According to Lilly, rain can be your friend: “Many times a nice rain in the middle of the day has brought a stream to life for me or my clients. It can drop the water temperature just enough to cool the water and trigger a hatch or get the fish into a more active mood. A hard enough cloudburst can loosen bank materials, including worms and insects, also getting fish out on the prowl.”

I’ve experienced this myself. Recently, a ten-minute rain shower on the Boulder River (south of Big Timber, Montana) brought a sleepy run to life. I landed two sixteen inch rainbows on back-to-back casts in the same run where nothing was happening before it rained.

But let the fly fisher beware: “No hatch is good enough for you to risk waving a nine-foot graphite rod around during a lightning storm.”

Sunk Hoppers

If my hopper gets waterlogged and sinks, I tend to pull it out and dry it.

However, Lilly challenges that practice: “If your hopper sinks, don’t immediately yank it out of the water; hoppers drown, and fish take them just as avidly then. The fish are often looking for the drowned ones.”


Understandably, you’ll want to make the most of your fly fishing trip to the west. It might be the trip of a lifetime.

So listen close to this next pearl of wisdom from Bud Lilly: “If I could offer the visiting fisherman only one piece of advice it would be this: relax. You’re out here to have fun.
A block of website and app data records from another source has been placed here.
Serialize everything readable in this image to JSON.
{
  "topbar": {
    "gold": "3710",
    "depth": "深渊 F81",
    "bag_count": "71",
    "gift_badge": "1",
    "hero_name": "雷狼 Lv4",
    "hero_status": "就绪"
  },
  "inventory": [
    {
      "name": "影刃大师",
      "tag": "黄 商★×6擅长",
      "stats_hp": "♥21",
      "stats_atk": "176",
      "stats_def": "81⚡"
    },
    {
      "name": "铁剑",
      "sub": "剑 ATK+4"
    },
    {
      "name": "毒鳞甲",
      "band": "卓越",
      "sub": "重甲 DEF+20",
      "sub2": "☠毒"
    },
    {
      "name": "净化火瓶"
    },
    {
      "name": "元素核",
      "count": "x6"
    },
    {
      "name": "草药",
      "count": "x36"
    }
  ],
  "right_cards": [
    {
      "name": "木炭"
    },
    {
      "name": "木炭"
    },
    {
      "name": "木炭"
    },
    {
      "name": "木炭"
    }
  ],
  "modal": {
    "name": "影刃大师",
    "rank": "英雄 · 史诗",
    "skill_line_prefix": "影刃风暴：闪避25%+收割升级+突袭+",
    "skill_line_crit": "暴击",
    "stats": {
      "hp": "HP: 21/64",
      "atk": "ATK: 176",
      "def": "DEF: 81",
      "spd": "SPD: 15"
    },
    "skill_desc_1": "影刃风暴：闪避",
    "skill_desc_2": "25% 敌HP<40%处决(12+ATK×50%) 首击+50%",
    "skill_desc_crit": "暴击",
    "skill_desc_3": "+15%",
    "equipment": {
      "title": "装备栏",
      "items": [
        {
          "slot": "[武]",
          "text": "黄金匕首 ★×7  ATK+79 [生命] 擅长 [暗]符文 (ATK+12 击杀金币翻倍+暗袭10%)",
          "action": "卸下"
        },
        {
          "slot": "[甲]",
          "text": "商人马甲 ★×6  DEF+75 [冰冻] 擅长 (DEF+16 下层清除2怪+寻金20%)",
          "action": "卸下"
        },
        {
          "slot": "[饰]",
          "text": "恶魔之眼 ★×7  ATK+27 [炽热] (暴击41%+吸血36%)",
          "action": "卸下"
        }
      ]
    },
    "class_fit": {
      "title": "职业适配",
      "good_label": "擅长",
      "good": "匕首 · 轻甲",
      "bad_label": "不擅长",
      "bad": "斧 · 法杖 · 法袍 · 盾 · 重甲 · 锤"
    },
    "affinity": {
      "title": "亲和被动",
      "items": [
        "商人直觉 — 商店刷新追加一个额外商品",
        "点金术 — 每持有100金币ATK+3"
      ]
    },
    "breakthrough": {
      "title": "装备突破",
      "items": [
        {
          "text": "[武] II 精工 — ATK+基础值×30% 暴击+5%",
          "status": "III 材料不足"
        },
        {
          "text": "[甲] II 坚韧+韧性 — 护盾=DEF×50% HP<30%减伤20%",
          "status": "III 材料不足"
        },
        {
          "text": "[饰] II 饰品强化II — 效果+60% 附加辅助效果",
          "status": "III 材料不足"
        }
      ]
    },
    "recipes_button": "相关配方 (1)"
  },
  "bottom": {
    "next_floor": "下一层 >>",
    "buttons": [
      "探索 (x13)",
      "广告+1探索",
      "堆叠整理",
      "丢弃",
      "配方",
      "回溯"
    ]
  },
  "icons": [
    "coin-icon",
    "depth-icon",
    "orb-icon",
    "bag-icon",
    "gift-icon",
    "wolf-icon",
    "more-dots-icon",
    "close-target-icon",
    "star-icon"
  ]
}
You wouldn’t fish 16 hours a day back home, and you don’t have to do it here.”

As the old saying goes, there’s more where that came from. Yes, you’ll find a lot more wit and wisdom in Bud Lilly’s Guide to Fly Fishing the New West.

By the way, if you don’t heed Lilly’s advice, he won’t be offended. He readily admits: “There are lots of ways to catch a trout. Maybe that’s why there are so many experts.”